# [Provided information]
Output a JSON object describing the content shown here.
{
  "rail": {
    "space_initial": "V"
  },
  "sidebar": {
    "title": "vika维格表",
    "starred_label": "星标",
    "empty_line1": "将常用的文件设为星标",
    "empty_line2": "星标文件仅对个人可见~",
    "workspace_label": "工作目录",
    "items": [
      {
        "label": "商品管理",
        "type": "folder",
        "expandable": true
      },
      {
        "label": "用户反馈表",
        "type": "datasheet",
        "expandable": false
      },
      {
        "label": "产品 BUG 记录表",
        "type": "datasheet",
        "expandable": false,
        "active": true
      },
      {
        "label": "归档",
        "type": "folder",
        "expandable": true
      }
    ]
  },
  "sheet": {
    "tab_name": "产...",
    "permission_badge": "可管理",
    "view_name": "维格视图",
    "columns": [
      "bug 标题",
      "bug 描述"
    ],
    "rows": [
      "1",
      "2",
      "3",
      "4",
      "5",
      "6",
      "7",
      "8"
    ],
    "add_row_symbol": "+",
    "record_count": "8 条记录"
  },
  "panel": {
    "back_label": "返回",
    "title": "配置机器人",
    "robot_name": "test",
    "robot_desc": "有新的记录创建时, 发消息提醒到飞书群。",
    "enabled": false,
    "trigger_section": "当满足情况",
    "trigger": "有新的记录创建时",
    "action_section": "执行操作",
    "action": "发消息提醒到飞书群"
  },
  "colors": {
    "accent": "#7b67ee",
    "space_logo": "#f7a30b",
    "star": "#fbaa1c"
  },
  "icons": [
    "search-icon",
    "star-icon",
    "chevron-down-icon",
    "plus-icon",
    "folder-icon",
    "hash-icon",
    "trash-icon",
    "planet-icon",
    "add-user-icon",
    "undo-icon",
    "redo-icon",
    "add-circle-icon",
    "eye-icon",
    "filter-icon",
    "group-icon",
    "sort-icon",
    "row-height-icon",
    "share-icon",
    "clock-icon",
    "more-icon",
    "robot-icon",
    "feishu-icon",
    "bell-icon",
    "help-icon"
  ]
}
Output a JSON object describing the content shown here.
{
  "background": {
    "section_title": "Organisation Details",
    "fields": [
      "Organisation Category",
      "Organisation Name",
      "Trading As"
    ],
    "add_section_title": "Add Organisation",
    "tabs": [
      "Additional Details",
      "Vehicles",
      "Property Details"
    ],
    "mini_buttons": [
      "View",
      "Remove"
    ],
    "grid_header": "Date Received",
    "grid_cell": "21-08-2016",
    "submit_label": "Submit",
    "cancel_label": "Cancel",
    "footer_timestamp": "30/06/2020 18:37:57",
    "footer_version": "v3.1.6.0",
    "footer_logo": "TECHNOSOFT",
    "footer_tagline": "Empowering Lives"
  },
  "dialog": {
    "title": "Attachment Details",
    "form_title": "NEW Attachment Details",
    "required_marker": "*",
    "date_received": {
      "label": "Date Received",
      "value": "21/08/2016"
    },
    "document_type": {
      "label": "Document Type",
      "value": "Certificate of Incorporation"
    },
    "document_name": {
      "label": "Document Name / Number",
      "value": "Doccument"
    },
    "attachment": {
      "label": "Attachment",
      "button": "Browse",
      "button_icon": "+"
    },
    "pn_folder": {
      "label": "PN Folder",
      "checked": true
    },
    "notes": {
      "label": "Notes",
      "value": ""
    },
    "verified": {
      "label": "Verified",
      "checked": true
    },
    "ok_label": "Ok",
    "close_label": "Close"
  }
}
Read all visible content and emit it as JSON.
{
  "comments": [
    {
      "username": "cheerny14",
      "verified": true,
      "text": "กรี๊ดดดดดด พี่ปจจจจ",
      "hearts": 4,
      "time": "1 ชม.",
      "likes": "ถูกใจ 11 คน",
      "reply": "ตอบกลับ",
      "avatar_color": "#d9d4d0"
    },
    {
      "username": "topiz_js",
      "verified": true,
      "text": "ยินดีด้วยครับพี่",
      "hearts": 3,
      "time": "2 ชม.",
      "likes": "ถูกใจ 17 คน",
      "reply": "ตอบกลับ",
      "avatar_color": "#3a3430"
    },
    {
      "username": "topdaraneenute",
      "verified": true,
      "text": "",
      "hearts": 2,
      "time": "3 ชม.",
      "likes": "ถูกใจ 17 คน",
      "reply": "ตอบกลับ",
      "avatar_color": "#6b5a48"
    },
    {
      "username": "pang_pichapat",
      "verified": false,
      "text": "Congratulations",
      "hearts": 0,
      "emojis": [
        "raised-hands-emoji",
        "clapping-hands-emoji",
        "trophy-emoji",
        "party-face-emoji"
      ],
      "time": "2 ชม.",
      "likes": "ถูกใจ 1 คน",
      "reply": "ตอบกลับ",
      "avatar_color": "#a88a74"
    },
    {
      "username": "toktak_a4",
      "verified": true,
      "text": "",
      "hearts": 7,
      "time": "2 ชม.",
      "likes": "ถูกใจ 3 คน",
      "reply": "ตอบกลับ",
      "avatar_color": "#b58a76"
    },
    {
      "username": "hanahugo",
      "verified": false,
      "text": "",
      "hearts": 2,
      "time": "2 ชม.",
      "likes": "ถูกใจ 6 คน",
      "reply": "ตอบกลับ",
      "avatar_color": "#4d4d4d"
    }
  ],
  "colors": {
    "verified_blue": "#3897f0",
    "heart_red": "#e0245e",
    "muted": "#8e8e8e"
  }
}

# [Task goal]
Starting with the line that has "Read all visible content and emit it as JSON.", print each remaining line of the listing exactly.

# [Answer to the problem]
Read all visible content and emit it as JSON.
{
  "comments": [
    {
      "username": "cheerny14",
      "verified": true,
      "text": "กรี๊ดดดดดด พี่ปจจจจ",
      "hearts": 4,
      "time": "1 ชม.",
      "likes": "ถูกใจ 11 คน",
      "reply": "ตอบกลับ",
      "avatar_color": "#d9d4d0"
    },
    {
      "username": "topiz_js",
      "verified": true,
      "text": "ยินดีด้วยครับพี่",
      "hearts": 3,
      "time": "2 ชม.",
      "likes": "ถูกใจ 17 คน",
      "reply": "ตอบกลับ",
      "avatar_color": "#3a3430"
    },
    {
      "username": "topdaraneenute",
      "verified": true,
      "text": "",
      "hearts": 2,
      "time": "3 ชม.",
      "likes": "ถูกใจ 17 คน",
      "reply": "ตอบกลับ",
      "avatar_color": "#6b5a48"
    },
    {
      "username": "pang_pichapat",
      "verified": false,
      "text": "Congratulations",
      "hearts": 0,
      "emojis": [
        "raised-hands-emoji",
        "clapping-hands-emoji",
        "trophy-emoji",
        "party-face-emoji"
      ],
      "time": "2 ชม.",
      "likes": "ถูกใจ 1 คน",
      "reply": "ตอบกลับ",
      "avatar_color": "#a88a74"
    },
    {
      "username": "toktak_a4",
      "verified": true,
      "text": "",
      "hearts": 7,
      "time": "2 ชม.",
      "likes": "ถูกใจ 3 คน",
      "reply": "ตอบกลับ",
      "avatar_color": "#b58a76"
    },
    {
      "username": "hanahugo",
      "verified": false,
      "text": "",
      "hearts": 2,
      "time": "2 ชม.",
      "likes": "ถูกใจ 6 คน",
      "reply": "ตอบกลับ",
      "avatar_color": "#4d4d4d"
    }
  ],
  "colors": {
    "verified_blue": "#3897f0",
    "heart_red": "#e0245e",
    "muted": "#8e8e8e"
  }
}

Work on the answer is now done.